What needs to be done: The answer should be one number: the count of lines in the listing below with "title" in them.
------------------------------------------------------------
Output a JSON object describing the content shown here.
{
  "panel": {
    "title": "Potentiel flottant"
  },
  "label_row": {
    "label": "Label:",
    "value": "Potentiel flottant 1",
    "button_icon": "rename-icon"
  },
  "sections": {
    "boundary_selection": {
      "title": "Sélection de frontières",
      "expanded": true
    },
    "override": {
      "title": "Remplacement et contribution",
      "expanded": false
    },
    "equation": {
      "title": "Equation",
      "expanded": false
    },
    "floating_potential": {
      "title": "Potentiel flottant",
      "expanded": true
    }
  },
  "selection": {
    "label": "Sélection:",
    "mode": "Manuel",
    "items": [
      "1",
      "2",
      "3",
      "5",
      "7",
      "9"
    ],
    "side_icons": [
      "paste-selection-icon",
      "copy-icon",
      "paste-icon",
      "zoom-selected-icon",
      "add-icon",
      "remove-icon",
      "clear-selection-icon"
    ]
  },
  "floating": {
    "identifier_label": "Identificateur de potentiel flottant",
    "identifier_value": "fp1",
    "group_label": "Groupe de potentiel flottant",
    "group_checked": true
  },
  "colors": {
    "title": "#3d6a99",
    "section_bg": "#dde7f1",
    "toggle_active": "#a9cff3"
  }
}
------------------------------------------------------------
Output for this exercise: 6